## EXERCISE AIM
A complete answer lists every line of the entries below where the string "subtitle" appears.

>>>>

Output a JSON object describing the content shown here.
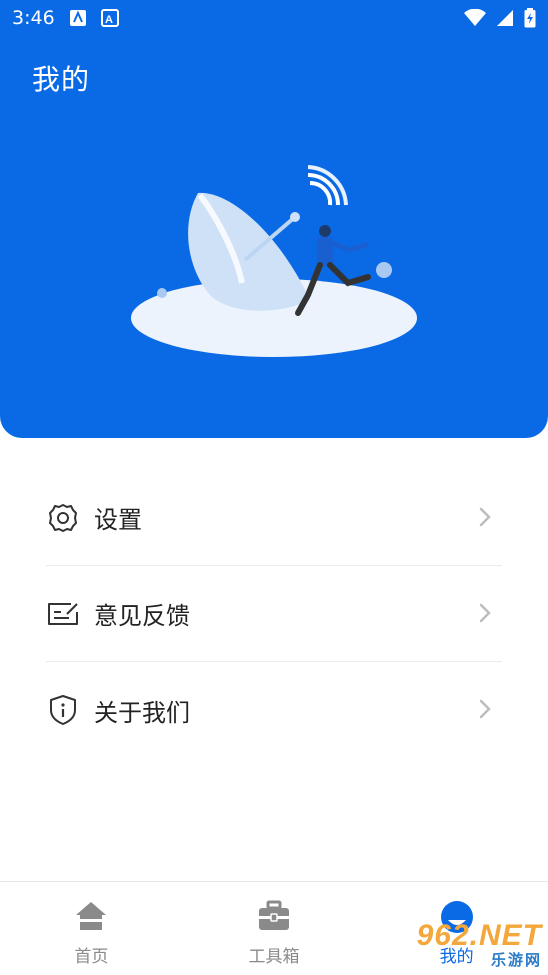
{
  "status_bar": {
    "time": "3:46"
  },
  "header": {
    "title": "我的"
  },
  "menu": {
    "items": [
      {
        "label": "设置",
        "icon": "gear-icon"
      },
      {
        "label": "意见反馈",
        "icon": "feedback-icon"
      },
      {
        "label": "关于我们",
        "icon": "shield-info-icon"
      }
    ]
  },
  "tabs": [
    {
      "label": "首页",
      "icon": "home-icon",
      "active": false
    },
    {
      "label": "工具箱",
      "icon": "toolbox-icon",
      "active": false
    },
    {
      "label": "我的",
      "icon": "profile-icon",
      "active": true
    }
  ],
  "watermark": {
    "logo": "962.NET",
    "subtitle": "乐游网"
  },
  "colors": {
    "primary": "#0a6ae6",
    "text": "#222222",
    "inactive": "#8a8a8a"
  }
}
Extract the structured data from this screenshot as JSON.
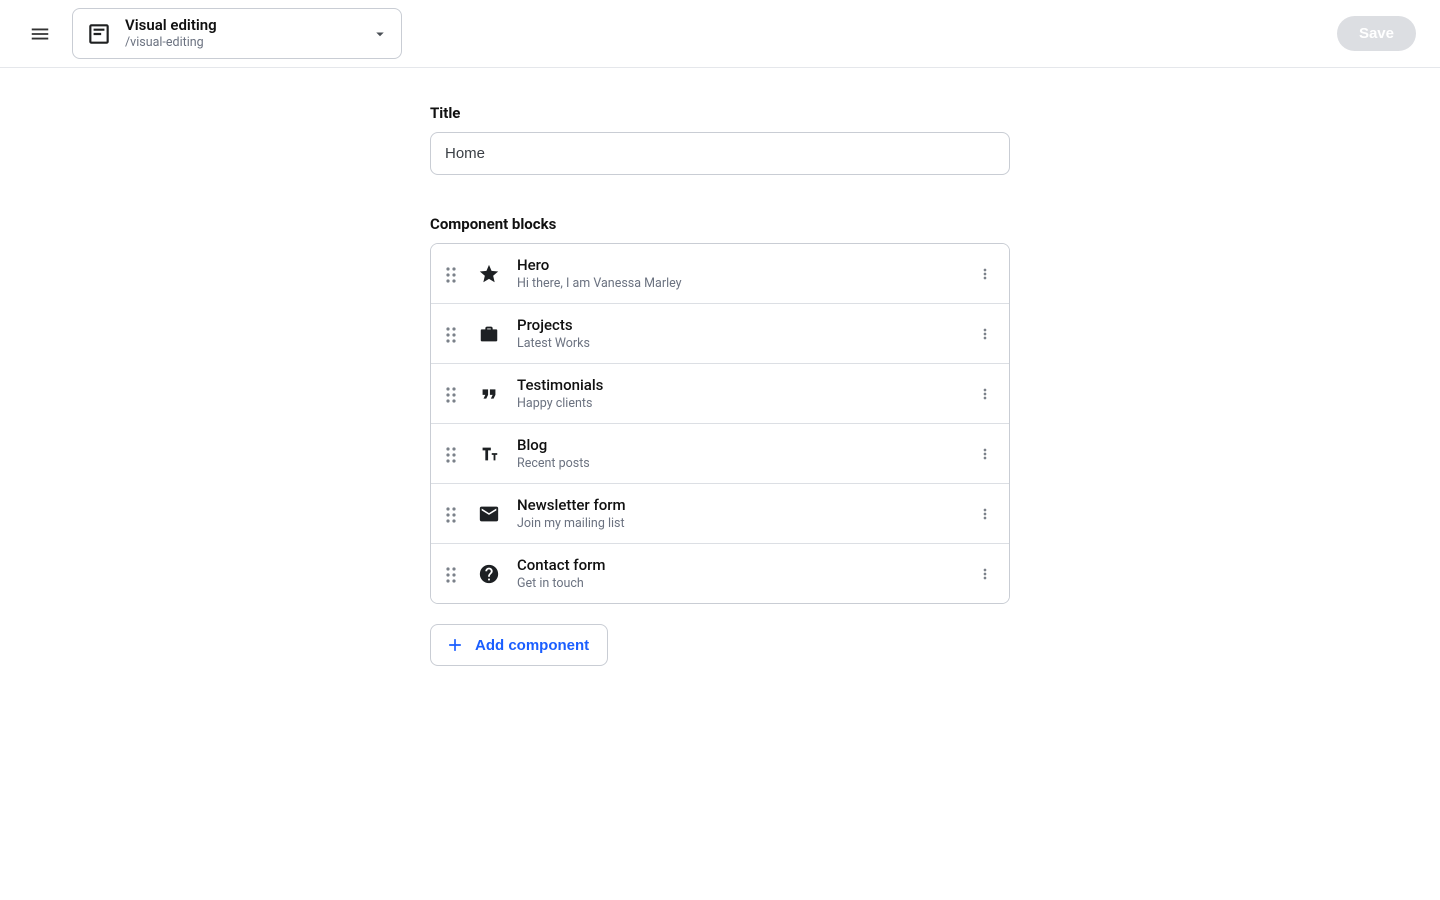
{
  "header": {
    "page_title": "Visual editing",
    "page_slug": "/visual-editing",
    "save_label": "Save"
  },
  "form": {
    "title_label": "Title",
    "title_value": "Home",
    "blocks_label": "Component blocks",
    "add_label": "Add component"
  },
  "blocks": [
    {
      "icon": "star-icon",
      "title": "Hero",
      "subtitle": "Hi there, I am Vanessa Marley"
    },
    {
      "icon": "briefcase-icon",
      "title": "Projects",
      "subtitle": "Latest Works"
    },
    {
      "icon": "quote-icon",
      "title": "Testimonials",
      "subtitle": "Happy clients"
    },
    {
      "icon": "text-icon",
      "title": "Blog",
      "subtitle": "Recent posts"
    },
    {
      "icon": "mail-icon",
      "title": "Newsletter form",
      "subtitle": "Join my mailing list"
    },
    {
      "icon": "help-icon",
      "title": "Contact form",
      "subtitle": "Get in touch"
    }
  ]
}
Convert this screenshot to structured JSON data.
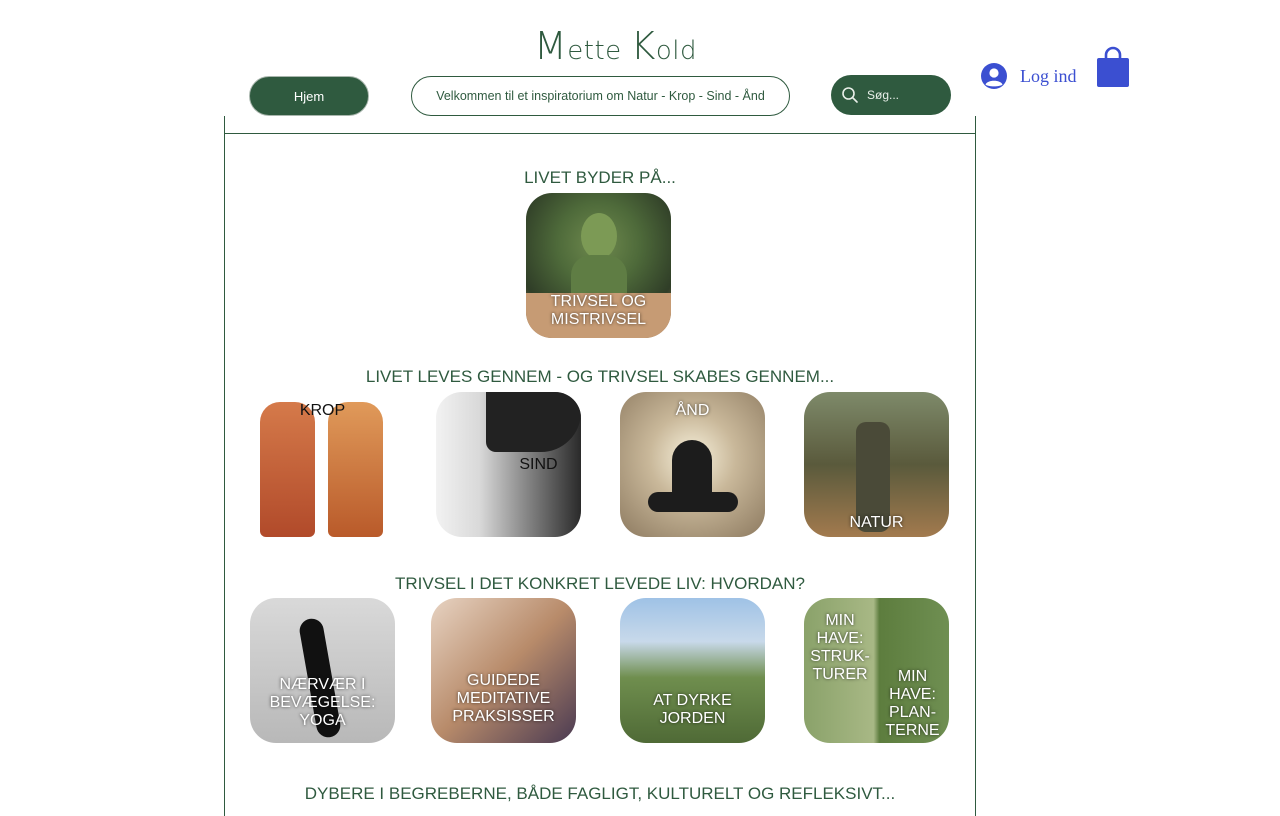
{
  "header": {
    "logo_first_initial": "M",
    "logo_first_rest": "ette",
    "logo_last_initial": "K",
    "logo_last_rest": "old",
    "home_button": "Hjem",
    "welcome_text": "Velkommen til et inspiratorium om Natur - Krop - Sind - Ånd",
    "search_placeholder": "Søg...",
    "login_label": "Log ind"
  },
  "sections": {
    "heading1": "LIVET BYDER PÅ...",
    "heading2": "LIVET LEVES GENNEM - OG TRIVSEL SKABES GENNEM...",
    "heading3": "TRIVSEL I DET KONKRET LEVEDE LIV: HVORDAN?",
    "heading4": "DYBERE I BEGREBERNE, BÅDE FAGLIGT, KULTURELT OG REFLEKSIVT..."
  },
  "tiles": {
    "trivsel": "TRIVSEL OG MISTRIVSEL",
    "krop": "KROP",
    "sind": "SIND",
    "aand": "ÅND",
    "natur": "NATUR",
    "yoga": "NÆRVÆR I BEVÆGELSE: YOGA",
    "meditation": "GUIDEDE MEDITATIVE PRAKSISSER",
    "jorden": "AT DYRKE JORDEN",
    "strukturer": "MIN HAVE: STRUK-TURER",
    "planter": "MIN HAVE: PLAN-TERNE"
  },
  "colors": {
    "brand_green": "#2f5a3f",
    "login_blue": "#3b4fd1"
  }
}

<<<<

## EXERCISE ANSWER
    "subtitle": "乐游网"
      "subtitle": "Hi there, I am Vanessa Marley"
      "subtitle": "Latest Works"
      "subtitle": "Happy clients"
      "subtitle": "Recent posts"
      "subtitle": "Join my mailing list"
      "subtitle": "Get in touch"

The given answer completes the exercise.